essary revenue each year in the fu
ture to cover this cost of mainte
nance. The automobile owner is per
fectly willing to pay our present
license fees if he can only have good
roads, well maintained.
Such roads will save the license
cost many times each year in the
wear and tear of tires. Who can
foretell what an ocean boulevard will
add to our coast in the way of attrac
tiveness? Our coast in a few years
will be a city from Atlantic Highlands
to Barnegat Inlet, and from Atlantic
City to Cape May. People sojourn
and erect costly houses where they
can get most advantages and con
veniences. New Jersey can assure
them everything that is desirable,
coupled with good laws, reasonable
taxation and fine roads. I am con
vinced that the State highway plan
that has been outlined is popular not
only in the shore counties but all
through the State, and will be more
and- more so as the matter is under
stood.-From Governor Fort's Speech
at a Meeting of the State Highway
Passing of the Cobblestone.
Baltimore has made such strides
since the great fire and the city has
been congratulating itself so on its
progress that the application for an
injunction to restrain the mayor, city
council and city engineer from paving
a street with cobblestones comes as a
jolt to municipal pride to remind us
that we are not free from some of the
trammels of antiquity.
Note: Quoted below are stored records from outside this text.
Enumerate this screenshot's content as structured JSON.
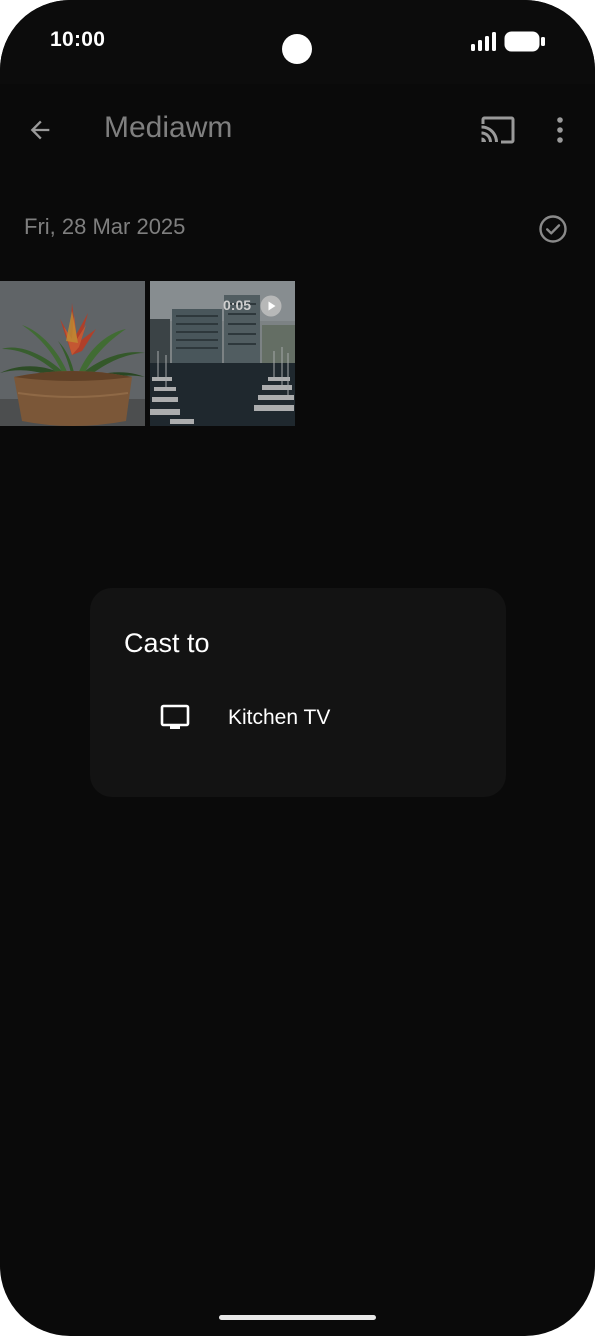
{
  "status_bar": {
    "time": "10:00",
    "icons": [
      "signal-icon",
      "battery-icon"
    ]
  },
  "app_bar": {
    "title": "Mediawm",
    "icons": [
      "back-arrow-icon",
      "cast-icon",
      "more-vert-icon"
    ]
  },
  "gallery": {
    "date_header": "Fri, 28 Mar 2025",
    "select_icon": "check-circle-icon",
    "items": [
      {
        "kind": "photo",
        "subject": "potted-plant"
      },
      {
        "kind": "video",
        "subject": "marina",
        "duration": "0:05"
      }
    ]
  },
  "cast_dialog": {
    "title": "Cast to",
    "devices": [
      {
        "label": "Kitchen TV",
        "icon": "tv-icon"
      }
    ]
  },
  "colors": {
    "background": "#0a0a0a",
    "dialog": "#131313",
    "dimmed_text": "#7f7f7f",
    "text": "#ffffff"
  }
}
And of these
the worst is the cobblestone. Ap
propriately enough, in the last year
of the nineteenth century-1899-an
ordinance was passed that cobble
stones should not be used in future
in paving streets of the city. So the
twentieth century people began in the
gladsome hope that this anomoly in
a modern community would no longer
be extended, and that what was left
of it to afflict the sight and make sore
the feet would be removed by the.
gradual process of elimination.
Hence the jolt when it is announced
that the city is preparing to pave a
street with the unsightly cobbles, and
hence the injunction of patriotic citi
zens and disgusted property owners
to prevent a resurrection of past cen
tury methods. ' Smooth, well paved
streets are among the prime requis
ites of a modern up-to-date city, and
the cobblestones have absolutely
nothing to serve them as an excuse
for being. They are an unsightly
blot on civic beauty; they lose time
and create labor In travel; they are
a source of ridicule to visitors and of
mortification and discomfort to na
tives-altogether they belong to the
past, with its watchmen, its lanterns,
its horse cars and its other evidence!
of a primitive village period.
The Proper Crown.
For a road fifteen feet or less in
width it will be found satisfactory to
have the centre five and a half inches
higher than the sides, forming a
crown of three-quarters of an inch to
.the foot. On roads of greater width
it will be necessary to reduce the
crown to one-half inch to "che foot, or
perhaps even less. The best practice
is to make the crown by two slopes
or planes, with the apex at their in
tersection slightly rounded.
The blackening of incandescent
lamps is due to the vaporizing of the
Let us encourage the aviators aU
we can. Let us glorify their triumph*
as navigators of the air. They are
tihe forerunners of a new c?ra or great
human achievement. But, O broth
ers of newspanerrtom, pleads the New
York Times, let us stop likening them
to Darius Green and 'Icarus!
? & BYRD
e, We^ ?represent the Best
Bank of Edgefleld